"The private sector in UAE employs more than 50,000 teachers in education and that is a major massive part of the workforce.

"Opening schools is the best way of ensuring those 50,000 jobs are secure.

“It is imperative that schools open not only from an economic perspective but from a social perspective."

Mr Williamson said the UAE had the advantage of learning from countries that allowed pupils to return before the summer.

“We are watching Scandinavia, the Far East and Europe so that UAE schools will have a tremendous advantage when they open," he said.

"We saw that when we transformed our schools in a week and we are ready to transform our schools back into the new norm."

Mr Williamson said the group was working with education regulators, the Knowledge and Human Development Authority in Dubai and the Department of Education and Knowledge in Abu Dhabi, to find the best way to bring back pupils in September.

"Schools need to open for the well-being of children," he said.

"The social aspect is being missed. We are missing science labs, sports fields, dance studios and arts studios. We are missing the totality of the curriculum."

Last week, a global poll found four out of five teachers said it was not yet safe to return to the school.

The poll involved more than 4,000 teachers from 33 countries at the T4 Conference, one of the world’s largest education fairs.

Sir Christopher Stone, global chief education officer at Gems Education, said that while there is a certain amount that could be taught online, children need to interact.

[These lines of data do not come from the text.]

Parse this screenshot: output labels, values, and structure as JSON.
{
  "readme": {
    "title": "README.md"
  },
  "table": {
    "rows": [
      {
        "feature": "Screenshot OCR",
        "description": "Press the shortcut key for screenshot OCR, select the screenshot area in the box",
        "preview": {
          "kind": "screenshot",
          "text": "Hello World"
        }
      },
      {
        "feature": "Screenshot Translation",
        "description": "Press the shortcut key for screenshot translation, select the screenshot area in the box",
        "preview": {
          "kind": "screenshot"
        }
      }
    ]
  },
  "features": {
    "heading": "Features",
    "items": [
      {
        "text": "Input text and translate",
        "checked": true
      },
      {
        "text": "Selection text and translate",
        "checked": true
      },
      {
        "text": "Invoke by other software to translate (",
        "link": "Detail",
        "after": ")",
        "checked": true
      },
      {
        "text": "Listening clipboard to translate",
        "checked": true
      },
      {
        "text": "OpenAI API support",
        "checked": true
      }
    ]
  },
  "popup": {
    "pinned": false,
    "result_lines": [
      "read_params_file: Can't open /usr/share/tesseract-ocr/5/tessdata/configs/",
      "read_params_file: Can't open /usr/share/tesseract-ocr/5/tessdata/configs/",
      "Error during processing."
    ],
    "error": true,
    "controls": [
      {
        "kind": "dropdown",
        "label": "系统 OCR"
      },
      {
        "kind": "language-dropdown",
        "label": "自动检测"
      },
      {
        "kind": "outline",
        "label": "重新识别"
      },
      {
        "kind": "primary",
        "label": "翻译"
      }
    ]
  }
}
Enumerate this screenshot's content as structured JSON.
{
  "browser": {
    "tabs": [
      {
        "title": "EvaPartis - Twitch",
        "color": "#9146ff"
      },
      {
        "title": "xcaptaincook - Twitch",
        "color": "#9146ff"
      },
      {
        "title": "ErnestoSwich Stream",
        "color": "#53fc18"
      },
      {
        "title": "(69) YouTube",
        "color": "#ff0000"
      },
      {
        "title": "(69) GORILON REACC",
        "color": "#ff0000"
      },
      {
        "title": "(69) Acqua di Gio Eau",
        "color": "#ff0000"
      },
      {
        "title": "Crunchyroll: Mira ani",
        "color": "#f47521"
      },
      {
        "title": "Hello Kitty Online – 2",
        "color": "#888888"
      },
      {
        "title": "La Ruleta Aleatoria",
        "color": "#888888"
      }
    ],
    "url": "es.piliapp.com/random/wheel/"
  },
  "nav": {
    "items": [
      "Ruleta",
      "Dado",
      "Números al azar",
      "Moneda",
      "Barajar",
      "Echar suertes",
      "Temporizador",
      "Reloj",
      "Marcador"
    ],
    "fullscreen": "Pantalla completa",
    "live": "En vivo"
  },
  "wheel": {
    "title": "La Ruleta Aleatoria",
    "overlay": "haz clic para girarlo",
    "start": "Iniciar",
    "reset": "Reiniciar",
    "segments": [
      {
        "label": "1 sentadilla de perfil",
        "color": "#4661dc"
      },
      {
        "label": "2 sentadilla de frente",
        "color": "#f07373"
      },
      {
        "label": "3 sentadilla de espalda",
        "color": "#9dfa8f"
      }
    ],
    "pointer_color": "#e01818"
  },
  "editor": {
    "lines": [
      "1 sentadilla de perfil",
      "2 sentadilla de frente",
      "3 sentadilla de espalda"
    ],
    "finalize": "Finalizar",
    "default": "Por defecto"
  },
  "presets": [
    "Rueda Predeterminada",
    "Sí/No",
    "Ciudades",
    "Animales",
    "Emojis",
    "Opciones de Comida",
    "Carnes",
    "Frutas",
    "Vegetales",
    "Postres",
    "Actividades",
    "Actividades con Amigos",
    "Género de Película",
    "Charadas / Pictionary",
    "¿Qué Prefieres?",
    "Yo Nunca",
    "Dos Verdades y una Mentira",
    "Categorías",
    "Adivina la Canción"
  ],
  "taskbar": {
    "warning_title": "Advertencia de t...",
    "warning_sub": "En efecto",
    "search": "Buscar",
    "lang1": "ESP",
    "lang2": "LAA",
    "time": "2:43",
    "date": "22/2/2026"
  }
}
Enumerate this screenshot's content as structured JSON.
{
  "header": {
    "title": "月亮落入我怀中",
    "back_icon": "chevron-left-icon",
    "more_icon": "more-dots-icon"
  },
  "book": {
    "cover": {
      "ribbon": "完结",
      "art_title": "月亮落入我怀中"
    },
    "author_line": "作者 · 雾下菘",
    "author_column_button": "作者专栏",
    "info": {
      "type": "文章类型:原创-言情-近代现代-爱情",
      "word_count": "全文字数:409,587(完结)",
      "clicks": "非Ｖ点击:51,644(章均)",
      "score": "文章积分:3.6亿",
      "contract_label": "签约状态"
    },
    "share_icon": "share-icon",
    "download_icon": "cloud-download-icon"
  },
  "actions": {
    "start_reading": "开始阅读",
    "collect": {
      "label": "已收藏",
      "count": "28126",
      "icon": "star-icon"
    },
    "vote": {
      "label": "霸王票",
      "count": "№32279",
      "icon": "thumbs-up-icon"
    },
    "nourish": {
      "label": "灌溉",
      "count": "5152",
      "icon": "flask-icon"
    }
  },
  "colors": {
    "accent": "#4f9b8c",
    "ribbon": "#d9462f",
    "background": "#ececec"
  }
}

Mr Stone said online learning might leave behind children who are more vulnerable, or those who had special needs, or some who needed team work to succeed.